*** Opening of Records supplied ***

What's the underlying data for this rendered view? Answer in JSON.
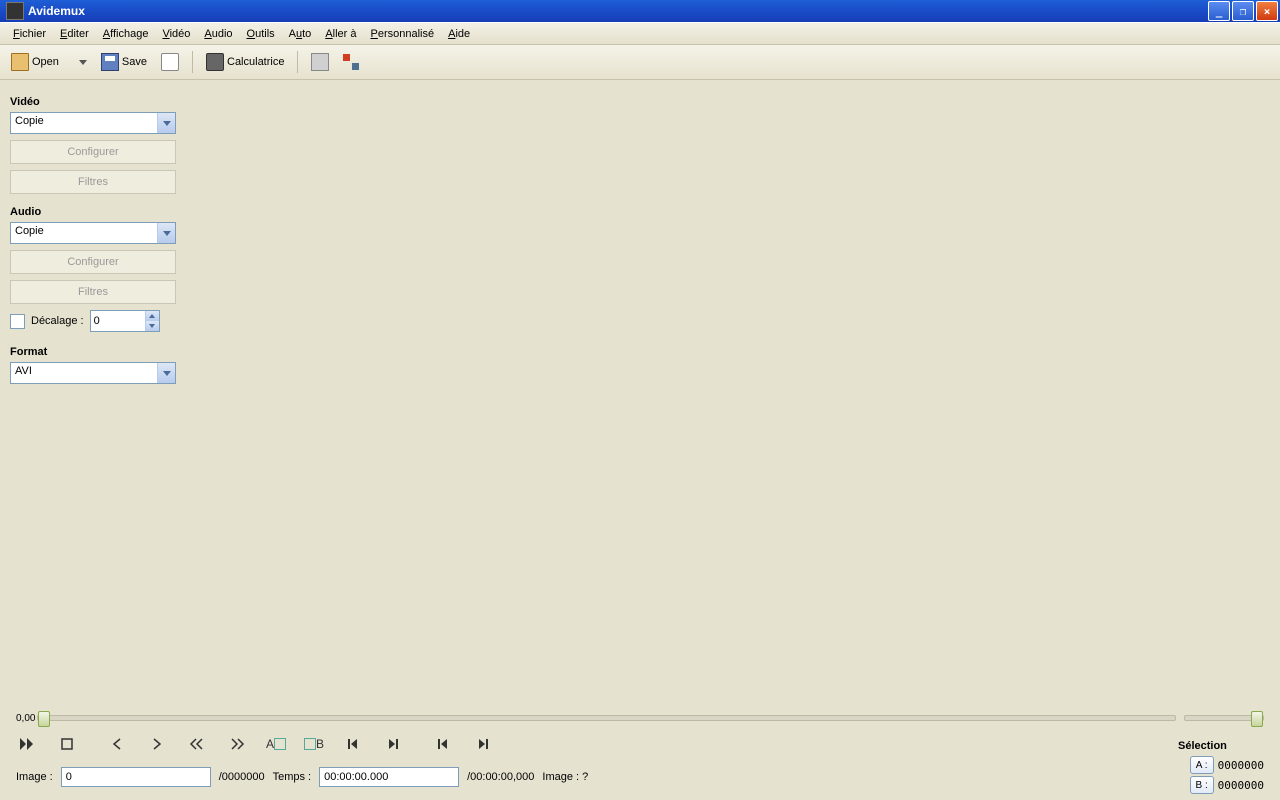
{
  "title": "Avidemux",
  "menu": {
    "items": [
      "Fichier",
      "Editer",
      "Affichage",
      "Vidéo",
      "Audio",
      "Outils",
      "Auto",
      "Aller à",
      "Personnalisé",
      "Aide"
    ]
  },
  "toolbar": {
    "open_label": "Open",
    "save_label": "Save",
    "calc_label": "Calculatrice"
  },
  "sidebar": {
    "video_label": "Vidéo",
    "video_codec": "Copie",
    "configure_label": "Configurer",
    "filters_label": "Filtres",
    "audio_label": "Audio",
    "audio_codec": "Copie",
    "decalage_label": "Décalage :",
    "decalage_value": "0",
    "format_label": "Format",
    "format_value": "AVI"
  },
  "slider": {
    "position": "0,00"
  },
  "selection": {
    "title": "Sélection",
    "a_label": "A :",
    "a_value": "0000000",
    "b_label": "B :",
    "b_value": "0000000"
  },
  "status": {
    "image_label": "Image :",
    "image_value": "0",
    "image_total": "/0000000",
    "time_label": "Temps :",
    "time_value": "00:00:00.000",
    "time_total": "/00:00:00,000",
    "image_q": "Image :  ?"
  }
}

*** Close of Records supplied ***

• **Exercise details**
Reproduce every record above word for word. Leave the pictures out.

• **Task result**
What's the underlying data for this rendered view? Answer in JSON.
{
  "title": "Avidemux",
  "menu": {
    "items": [
      "Fichier",
      "Editer",
      "Affichage",
      "Vidéo",
      "Audio",
      "Outils",
      "Auto",
      "Aller à",
      "Personnalisé",
      "Aide"
    ]
  },
  "toolbar": {
    "open_label": "Open",
    "save_label": "Save",
    "calc_label": "Calculatrice"
  },
  "sidebar": {
    "video_label": "Vidéo",
    "video_codec": "Copie",
    "configure_label": "Configurer",
    "filters_label": "Filtres",
    "audio_label": "Audio",
    "audio_codec": "Copie",
    "decalage_label": "Décalage :",
    "decalage_value": "0",
    "format_label": "Format",
    "format_value": "AVI"
  },
  "slider": {
    "position": "0,00"
  },
  "selection": {
    "title": "Sélection",
    "a_label": "A :",
    "a_value": "0000000",
    "b_label": "B :",
    "b_value": "0000000"
  },
  "status": {
    "image_label": "Image :",
    "image_value": "0",
    "image_total": "/0000000",
    "time_label": "Temps :",
    "time_value": "00:00:00.000",
    "time_total": "/00:00:00,000",
    "image_q": "Image :  ?"
  }
}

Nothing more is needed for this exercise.